◆ REQUIRED WORK
Give back each line of the material that contains the word "Academic".

◆ DATA PROVIDED

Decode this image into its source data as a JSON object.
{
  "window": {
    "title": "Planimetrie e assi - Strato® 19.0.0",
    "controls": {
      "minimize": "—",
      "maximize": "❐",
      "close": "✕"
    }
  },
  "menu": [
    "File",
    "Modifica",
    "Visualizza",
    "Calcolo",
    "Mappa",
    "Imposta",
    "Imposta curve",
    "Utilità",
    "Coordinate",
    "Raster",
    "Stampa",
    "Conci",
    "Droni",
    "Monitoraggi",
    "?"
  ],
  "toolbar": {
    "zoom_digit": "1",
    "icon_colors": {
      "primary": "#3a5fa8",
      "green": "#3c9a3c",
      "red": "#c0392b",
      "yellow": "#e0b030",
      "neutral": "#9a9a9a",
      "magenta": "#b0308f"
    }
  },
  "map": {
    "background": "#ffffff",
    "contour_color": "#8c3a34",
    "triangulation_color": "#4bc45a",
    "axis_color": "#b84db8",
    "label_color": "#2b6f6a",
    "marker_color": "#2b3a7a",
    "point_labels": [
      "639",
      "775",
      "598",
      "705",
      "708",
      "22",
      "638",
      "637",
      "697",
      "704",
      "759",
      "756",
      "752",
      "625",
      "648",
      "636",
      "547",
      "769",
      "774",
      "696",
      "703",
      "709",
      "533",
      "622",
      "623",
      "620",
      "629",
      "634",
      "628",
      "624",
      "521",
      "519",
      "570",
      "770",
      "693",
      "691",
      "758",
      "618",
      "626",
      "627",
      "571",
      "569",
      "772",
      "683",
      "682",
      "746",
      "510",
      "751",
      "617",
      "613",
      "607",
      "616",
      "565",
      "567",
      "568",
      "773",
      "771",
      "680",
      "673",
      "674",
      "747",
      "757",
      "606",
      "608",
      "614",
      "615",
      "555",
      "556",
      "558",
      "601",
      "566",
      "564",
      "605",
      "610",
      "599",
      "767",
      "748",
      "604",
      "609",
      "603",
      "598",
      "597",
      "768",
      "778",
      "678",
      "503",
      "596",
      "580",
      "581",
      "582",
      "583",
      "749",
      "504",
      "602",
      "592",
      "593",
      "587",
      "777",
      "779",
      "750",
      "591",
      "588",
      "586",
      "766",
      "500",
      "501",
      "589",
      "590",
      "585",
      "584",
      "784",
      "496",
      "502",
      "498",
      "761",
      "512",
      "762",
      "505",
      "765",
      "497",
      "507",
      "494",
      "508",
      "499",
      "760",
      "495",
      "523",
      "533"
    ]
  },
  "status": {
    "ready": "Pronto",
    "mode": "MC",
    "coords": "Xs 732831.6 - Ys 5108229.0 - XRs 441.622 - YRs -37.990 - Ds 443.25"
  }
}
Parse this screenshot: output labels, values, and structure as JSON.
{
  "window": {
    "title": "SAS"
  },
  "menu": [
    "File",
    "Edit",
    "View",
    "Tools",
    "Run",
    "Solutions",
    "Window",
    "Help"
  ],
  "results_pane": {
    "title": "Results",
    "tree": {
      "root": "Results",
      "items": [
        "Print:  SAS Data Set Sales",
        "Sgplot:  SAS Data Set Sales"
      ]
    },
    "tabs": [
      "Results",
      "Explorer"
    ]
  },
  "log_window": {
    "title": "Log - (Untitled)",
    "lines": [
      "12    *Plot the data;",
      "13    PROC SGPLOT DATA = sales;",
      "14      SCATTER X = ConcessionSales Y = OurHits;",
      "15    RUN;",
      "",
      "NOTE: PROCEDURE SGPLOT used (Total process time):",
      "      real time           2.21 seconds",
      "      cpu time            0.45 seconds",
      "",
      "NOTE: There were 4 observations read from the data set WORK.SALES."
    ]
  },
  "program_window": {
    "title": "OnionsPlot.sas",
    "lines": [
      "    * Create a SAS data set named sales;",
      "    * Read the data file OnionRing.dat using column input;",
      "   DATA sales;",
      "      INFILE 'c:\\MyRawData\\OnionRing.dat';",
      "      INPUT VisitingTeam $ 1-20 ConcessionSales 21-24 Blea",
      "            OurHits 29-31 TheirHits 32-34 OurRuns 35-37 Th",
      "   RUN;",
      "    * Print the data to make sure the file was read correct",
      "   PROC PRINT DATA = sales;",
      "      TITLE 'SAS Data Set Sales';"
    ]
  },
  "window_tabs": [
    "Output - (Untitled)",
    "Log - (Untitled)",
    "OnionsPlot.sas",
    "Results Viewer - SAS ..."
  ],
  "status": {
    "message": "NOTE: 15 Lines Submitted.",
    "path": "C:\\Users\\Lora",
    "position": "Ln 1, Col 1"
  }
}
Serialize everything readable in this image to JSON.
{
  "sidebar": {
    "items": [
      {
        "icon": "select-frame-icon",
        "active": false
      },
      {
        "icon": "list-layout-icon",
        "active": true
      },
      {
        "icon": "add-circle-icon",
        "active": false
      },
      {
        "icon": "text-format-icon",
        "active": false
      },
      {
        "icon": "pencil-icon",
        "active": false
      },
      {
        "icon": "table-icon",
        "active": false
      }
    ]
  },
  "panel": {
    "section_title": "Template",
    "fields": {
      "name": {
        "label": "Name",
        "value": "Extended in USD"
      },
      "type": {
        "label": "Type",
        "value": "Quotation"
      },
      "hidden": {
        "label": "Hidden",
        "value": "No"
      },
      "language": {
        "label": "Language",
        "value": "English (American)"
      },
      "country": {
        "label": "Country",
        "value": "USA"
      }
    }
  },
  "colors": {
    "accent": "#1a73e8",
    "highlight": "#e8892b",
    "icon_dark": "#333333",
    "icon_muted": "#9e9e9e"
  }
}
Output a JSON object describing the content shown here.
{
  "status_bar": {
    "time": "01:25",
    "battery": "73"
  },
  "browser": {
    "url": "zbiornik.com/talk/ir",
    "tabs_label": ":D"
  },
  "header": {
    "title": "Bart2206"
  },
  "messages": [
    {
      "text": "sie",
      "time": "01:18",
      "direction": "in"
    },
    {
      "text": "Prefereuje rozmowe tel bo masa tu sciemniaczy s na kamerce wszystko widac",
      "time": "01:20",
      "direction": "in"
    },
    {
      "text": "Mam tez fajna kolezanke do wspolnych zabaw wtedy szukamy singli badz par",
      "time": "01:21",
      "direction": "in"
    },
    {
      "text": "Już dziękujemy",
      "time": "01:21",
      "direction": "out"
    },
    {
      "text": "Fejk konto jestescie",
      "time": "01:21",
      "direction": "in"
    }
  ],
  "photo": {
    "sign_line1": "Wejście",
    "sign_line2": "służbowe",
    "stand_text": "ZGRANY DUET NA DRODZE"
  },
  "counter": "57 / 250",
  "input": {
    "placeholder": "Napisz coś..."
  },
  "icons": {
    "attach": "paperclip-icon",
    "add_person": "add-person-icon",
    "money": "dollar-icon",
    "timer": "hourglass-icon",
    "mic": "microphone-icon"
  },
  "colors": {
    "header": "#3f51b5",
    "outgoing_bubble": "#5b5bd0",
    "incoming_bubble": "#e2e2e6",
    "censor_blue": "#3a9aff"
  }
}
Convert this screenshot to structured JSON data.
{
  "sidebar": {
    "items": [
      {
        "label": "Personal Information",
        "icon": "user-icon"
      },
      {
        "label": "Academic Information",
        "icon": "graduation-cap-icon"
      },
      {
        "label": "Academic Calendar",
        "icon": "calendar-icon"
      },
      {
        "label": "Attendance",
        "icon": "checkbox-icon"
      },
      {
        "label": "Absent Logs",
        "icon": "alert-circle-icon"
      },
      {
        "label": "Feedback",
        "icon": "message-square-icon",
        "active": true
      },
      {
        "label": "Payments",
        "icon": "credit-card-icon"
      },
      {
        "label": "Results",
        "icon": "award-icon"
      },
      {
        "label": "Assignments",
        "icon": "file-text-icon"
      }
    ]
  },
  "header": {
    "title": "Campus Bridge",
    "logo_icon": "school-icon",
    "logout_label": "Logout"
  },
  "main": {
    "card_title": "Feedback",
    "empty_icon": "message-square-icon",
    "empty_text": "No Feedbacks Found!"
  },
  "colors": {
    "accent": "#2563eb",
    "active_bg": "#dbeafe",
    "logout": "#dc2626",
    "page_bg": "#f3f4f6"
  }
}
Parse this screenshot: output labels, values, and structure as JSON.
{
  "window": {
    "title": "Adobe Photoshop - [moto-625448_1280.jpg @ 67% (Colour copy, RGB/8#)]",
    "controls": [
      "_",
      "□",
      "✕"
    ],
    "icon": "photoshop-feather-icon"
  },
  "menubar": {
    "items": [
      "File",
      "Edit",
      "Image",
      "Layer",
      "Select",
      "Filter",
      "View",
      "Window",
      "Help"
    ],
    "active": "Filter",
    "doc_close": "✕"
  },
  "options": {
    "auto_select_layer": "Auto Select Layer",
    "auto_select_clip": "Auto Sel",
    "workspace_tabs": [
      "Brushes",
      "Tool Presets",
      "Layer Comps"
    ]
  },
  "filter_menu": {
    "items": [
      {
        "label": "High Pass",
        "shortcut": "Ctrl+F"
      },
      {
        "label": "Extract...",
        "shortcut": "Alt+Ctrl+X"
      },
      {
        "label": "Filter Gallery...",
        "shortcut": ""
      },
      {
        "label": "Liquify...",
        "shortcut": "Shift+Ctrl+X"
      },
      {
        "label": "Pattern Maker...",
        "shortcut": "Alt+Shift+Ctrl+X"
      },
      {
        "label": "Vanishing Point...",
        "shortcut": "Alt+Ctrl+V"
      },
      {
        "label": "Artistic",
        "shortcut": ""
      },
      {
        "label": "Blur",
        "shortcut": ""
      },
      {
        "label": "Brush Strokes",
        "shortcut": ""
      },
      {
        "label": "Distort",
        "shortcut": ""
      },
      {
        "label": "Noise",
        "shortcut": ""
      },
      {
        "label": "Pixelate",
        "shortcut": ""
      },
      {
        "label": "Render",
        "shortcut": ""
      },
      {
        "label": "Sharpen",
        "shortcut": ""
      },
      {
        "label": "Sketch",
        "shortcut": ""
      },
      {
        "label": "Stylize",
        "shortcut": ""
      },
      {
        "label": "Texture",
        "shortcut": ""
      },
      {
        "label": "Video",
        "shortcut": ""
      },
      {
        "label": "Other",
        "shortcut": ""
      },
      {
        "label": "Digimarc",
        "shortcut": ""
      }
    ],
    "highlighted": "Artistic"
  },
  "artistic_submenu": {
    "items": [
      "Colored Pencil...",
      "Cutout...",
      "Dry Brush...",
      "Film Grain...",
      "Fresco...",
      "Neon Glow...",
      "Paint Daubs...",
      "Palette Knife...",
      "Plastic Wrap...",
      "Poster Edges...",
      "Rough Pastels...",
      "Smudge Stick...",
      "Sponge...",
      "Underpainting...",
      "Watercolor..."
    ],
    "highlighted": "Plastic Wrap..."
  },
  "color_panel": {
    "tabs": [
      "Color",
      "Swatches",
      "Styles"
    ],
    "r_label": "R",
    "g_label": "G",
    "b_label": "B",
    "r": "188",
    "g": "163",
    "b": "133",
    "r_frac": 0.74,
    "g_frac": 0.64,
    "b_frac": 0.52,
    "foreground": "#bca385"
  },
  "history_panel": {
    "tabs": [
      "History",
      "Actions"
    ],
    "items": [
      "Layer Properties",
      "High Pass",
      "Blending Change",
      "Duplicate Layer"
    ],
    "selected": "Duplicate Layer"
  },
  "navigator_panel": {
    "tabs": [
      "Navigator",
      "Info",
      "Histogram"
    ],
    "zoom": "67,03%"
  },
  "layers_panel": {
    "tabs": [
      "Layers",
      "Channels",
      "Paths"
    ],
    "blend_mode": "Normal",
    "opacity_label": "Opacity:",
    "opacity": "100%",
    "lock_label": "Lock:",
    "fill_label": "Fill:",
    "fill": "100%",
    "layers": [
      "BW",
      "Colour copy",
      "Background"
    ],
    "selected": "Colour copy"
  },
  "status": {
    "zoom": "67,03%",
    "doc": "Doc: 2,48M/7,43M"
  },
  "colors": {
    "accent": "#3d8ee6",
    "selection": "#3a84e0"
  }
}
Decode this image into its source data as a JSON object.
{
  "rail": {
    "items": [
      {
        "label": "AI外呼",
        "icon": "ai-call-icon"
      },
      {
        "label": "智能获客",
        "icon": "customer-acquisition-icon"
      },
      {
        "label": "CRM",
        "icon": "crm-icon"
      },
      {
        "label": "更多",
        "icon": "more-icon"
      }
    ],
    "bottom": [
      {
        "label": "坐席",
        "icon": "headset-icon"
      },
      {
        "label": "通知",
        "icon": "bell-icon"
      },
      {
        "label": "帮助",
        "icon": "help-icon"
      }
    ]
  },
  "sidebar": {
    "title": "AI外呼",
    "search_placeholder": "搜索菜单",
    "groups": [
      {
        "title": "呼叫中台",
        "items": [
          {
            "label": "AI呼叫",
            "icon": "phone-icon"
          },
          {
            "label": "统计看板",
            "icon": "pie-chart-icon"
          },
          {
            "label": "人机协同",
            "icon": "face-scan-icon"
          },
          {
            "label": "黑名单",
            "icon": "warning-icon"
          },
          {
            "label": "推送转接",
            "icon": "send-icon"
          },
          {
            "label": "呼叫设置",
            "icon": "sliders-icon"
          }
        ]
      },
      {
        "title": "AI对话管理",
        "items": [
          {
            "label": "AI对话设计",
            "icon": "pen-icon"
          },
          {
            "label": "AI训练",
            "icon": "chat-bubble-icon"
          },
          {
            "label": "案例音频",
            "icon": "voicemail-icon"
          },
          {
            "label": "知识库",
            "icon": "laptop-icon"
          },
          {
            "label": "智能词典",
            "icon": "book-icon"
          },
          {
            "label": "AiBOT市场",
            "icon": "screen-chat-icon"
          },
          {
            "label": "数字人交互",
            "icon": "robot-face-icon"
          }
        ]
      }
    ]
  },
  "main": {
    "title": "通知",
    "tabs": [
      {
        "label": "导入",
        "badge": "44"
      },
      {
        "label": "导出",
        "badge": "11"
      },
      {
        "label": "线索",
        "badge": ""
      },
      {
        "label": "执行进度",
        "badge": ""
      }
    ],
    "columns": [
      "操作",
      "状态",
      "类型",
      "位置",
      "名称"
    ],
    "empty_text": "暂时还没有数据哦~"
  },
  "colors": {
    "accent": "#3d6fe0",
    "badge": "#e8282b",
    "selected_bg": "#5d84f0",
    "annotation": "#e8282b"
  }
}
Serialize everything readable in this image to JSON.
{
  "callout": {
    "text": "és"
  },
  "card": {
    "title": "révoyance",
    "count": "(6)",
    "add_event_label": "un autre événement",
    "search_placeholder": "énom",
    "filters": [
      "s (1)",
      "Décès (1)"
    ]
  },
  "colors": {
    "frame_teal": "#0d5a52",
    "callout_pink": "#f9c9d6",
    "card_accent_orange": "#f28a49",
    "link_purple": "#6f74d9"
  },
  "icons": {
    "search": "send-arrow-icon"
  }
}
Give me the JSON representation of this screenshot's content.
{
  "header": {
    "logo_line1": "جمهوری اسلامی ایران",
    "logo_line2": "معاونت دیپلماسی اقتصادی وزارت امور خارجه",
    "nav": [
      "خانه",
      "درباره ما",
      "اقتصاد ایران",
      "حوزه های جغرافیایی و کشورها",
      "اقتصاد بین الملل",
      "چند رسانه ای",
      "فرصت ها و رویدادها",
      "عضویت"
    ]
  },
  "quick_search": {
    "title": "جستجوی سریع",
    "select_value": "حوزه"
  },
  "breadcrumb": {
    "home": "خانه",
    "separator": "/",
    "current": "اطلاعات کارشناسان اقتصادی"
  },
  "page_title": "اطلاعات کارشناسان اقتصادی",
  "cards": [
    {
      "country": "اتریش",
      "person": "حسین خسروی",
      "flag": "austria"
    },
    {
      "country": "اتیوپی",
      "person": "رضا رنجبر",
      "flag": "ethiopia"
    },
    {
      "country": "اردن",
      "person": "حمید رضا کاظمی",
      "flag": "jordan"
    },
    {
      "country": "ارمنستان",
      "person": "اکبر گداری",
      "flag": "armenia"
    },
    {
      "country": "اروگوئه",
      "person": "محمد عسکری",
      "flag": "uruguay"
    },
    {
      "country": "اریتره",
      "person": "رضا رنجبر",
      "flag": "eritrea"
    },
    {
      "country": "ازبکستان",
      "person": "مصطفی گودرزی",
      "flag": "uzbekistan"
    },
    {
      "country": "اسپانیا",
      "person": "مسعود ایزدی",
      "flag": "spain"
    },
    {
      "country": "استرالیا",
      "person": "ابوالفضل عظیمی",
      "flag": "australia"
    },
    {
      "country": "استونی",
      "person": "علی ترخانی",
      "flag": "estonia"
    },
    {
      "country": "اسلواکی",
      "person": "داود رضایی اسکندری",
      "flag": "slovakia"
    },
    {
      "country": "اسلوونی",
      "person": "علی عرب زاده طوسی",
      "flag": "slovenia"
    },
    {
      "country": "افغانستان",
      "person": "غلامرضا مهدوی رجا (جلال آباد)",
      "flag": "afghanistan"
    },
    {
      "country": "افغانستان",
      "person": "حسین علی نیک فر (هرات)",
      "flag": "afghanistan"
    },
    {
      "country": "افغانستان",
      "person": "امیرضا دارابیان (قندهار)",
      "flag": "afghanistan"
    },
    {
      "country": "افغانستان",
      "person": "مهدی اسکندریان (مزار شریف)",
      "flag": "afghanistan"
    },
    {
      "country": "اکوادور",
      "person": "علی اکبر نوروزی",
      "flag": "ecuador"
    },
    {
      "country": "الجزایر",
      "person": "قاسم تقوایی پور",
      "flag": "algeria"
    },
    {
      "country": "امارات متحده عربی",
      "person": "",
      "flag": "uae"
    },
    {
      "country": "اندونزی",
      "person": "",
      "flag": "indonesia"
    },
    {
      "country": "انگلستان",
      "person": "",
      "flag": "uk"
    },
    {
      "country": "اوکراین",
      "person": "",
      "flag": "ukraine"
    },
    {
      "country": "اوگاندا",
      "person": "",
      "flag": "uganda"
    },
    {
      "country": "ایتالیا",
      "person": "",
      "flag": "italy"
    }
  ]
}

◆ FINISHED TASK
        "label": "Academic Information",
        "label": "Academic Calendar",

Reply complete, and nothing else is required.